Start of Given information

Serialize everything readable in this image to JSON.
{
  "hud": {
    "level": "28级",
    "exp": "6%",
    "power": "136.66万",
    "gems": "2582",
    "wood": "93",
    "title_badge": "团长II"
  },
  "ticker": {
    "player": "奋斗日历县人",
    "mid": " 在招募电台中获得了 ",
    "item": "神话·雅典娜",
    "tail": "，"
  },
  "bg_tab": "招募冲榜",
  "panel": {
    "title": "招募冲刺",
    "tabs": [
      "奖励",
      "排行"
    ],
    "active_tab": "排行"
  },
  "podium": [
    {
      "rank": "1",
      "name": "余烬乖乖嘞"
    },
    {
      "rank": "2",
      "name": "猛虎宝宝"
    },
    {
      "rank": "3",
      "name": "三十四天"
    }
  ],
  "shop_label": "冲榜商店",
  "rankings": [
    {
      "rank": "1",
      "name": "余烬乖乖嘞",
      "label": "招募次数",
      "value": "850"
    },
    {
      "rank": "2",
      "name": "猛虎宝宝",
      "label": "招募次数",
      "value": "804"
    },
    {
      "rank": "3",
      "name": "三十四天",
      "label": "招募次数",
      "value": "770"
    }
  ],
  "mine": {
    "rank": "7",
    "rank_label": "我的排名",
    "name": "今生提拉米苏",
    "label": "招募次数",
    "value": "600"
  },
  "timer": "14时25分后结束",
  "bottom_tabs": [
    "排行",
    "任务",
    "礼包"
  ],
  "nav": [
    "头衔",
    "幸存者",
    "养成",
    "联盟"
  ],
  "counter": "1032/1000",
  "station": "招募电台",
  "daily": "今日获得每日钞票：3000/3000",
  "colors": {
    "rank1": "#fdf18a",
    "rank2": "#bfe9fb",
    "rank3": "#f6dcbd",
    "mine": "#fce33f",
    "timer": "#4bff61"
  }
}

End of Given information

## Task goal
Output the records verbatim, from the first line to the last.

## Exercise output
Serialize everything readable in this image to JSON.
{
  "hud": {
    "level": "28级",
    "exp": "6%",
    "power": "136.66万",
    "gems": "2582",
    "wood": "93",
    "title_badge": "团长II"
  },
  "ticker": {
    "player": "奋斗日历县人",
    "mid": " 在招募电台中获得了 ",
    "item": "神话·雅典娜",
    "tail": "，"
  },
  "bg_tab": "招募冲榜",
  "panel": {
    "title": "招募冲刺",
    "tabs": [
      "奖励",
      "排行"
    ],
    "active_tab": "排行"
  },
  "podium": [
    {
      "rank": "1",
      "name": "余烬乖乖嘞"
    },
    {
      "rank": "2",
      "name": "猛虎宝宝"
    },
    {
      "rank": "3",
      "name": "三十四天"
    }
  ],
  "shop_label": "冲榜商店",
  "rankings": [
    {
      "rank": "1",
      "name": "余烬乖乖嘞",
      "label": "招募次数",
      "value": "850"
    },
    {
      "rank": "2",
      "name": "猛虎宝宝",
      "label": "招募次数",
      "value": "804"
    },
    {
      "rank": "3",
      "name": "三十四天",
      "label": "招募次数",
      "value": "770"
    }
  ],
  "mine": {
    "rank": "7",
    "rank_label": "我的排名",
    "name": "今生提拉米苏",
    "label": "招募次数",
    "value": "600"
  },
  "timer": "14时25分后结束",
  "bottom_tabs": [
    "排行",
    "任务",
    "礼包"
  ],
  "nav": [
    "头衔",
    "幸存者",
    "养成",
    "联盟"
  ],
  "counter": "1032/1000",
  "station": "招募电台",
  "daily": "今日获得每日钞票：3000/3000",
  "colors": {
    "rank1": "#fdf18a",
    "rank2": "#bfe9fb",
    "rank3": "#f6dcbd",
    "mine": "#fce33f",
    "timer": "#4bff61"
  }
}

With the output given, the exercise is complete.